As a result, every student submitted a paper of 3 to 5 pages every week, which she would return with hand-written comments. The comments were gentle but did not pull punches. My first paper, I learned, “starts strong but seems to lose focus.” In another paper, I missed a key element of the question, she wrote, though “what you do discuss you do well.” She offered detailed comments on the arguments — When I wrote in support of “global zero,” she asked for a more robust defense of how such a proposal would function, given that we cannot disinvent knowledge of how to make nuclear weapons — but also on the writing. (One paper came back with positive comments but also this nugget: “Too many quotes.”)
While I would wait with trepidation after class each week as the papers were distributed — often after staying up well into the morning the previous day to write the paper, and that after plowing through the 500+ pages of assigned reading each week — I knew that, in having my papers evaluated in this way, I had received an incredible gift. I have always (and still) dream of working for a national security adviser or secretary of state one day. The feedback not only sharpened my policy thinking but encouraged me to write in a clear and direct manner that would promote good decision-making.
I also liked the papers because they offered students a way to get to know the professor through our work product. While I am a reasonable public speaker, I — like many students, I am sure — often find myself finding the exact words I wished I had used to explain my position in class just after the class ends. With the papers, each student had time to make a considered argument, and Professor Rice would see how our arguments developed from week to week, often citing what we had written previously several weeks later.
As for the grades themselves, they tended to be very reasonable, but getting an A on a paper required real effort. (When I did receive an A grade, I felt the way Chief Justice John Roberts reportedly did when he received an A on an especially difficult assignment in college: “I think I can get my head through the door.”) The comments tended to be much more valuable than the grade itself. Given that many professors outsource grading to teaching assistants, the fact that Professor Rice read and graded all of the papers herself and does so year after year is, in my view, the most distinctive part of the seminar. Final Thoughts

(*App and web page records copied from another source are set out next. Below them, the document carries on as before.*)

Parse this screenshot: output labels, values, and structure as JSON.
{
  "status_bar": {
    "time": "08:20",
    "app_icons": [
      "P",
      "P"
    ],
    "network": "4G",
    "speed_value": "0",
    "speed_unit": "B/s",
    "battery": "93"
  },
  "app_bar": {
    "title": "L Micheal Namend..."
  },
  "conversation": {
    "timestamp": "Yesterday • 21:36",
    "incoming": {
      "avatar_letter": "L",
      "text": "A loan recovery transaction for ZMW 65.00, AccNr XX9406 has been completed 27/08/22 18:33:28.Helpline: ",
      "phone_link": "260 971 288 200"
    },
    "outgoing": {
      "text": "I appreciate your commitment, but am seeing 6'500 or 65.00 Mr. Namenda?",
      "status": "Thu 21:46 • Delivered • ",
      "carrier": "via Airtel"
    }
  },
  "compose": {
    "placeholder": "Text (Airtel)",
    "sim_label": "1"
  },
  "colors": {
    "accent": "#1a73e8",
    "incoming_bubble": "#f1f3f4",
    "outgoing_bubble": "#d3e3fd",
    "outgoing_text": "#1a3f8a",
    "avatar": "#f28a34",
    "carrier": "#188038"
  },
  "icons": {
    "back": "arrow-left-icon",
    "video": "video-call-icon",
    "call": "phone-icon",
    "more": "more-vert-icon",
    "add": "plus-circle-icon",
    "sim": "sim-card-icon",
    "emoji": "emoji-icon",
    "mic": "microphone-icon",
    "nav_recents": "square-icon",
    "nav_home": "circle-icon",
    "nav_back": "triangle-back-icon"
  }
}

The course is not for everyone. It is a lot of work, and even those who admire Condoleezza Rice may not enjoy the work if they do not love reading, writing, and talking about foreign policy. But for those who do, the course is an incredible way to extend your knowledge, building on all of the previous books read and courses taken to test one’s ideas with one of the most seasoned practitioners in American history. (There are often guest appearances from other practitioners: Stephen Hadley helped run a session during the first year, and Henry Kissinger made a brief appearance during the second year. Professor Rice also co-taught a one-week course with former British foreign secretary David Miliband in Fall 2011, entitled “Crisis Management on the World Stage.”) Professor Rice is accessible to students, and though she keeps a busy schedule, most students see her in office hours two, three, or even four times during the course. As a confirmed Democrat who opposed most Bush administration policies, I discovered that I loved taking her course and would give the class my highest recommendation.
Read other related questions on Quora
:Read more answers on Quora.
via Quora http://ift.tt/1fZDCyb